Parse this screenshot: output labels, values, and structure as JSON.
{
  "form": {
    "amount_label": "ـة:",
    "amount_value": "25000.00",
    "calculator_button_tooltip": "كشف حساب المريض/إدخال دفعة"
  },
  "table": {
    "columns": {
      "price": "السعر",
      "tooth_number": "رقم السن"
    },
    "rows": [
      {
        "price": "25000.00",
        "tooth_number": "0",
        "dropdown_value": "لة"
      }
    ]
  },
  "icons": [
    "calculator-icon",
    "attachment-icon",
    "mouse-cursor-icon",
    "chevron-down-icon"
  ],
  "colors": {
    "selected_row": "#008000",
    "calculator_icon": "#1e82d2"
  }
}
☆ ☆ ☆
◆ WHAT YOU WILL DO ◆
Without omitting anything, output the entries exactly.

◆ EXERCISE OUTPUT ◆
Parse this screenshot: output labels, values, and structure as JSON.
{
  "form": {
    "amount_label": "ـة:",
    "amount_value": "25000.00",
    "calculator_button_tooltip": "كشف حساب المريض/إدخال دفعة"
  },
  "table": {
    "columns": {
      "price": "السعر",
      "tooth_number": "رقم السن"
    },
    "rows": [
      {
        "price": "25000.00",
        "tooth_number": "0",
        "dropdown_value": "لة"
      }
    ]
  },
  "icons": [
    "calculator-icon",
    "attachment-icon",
    "mouse-cursor-icon",
    "chevron-down-icon"
  ],
  "colors": {
    "selected_row": "#008000",
    "calculator_icon": "#1e82d2"
  }
}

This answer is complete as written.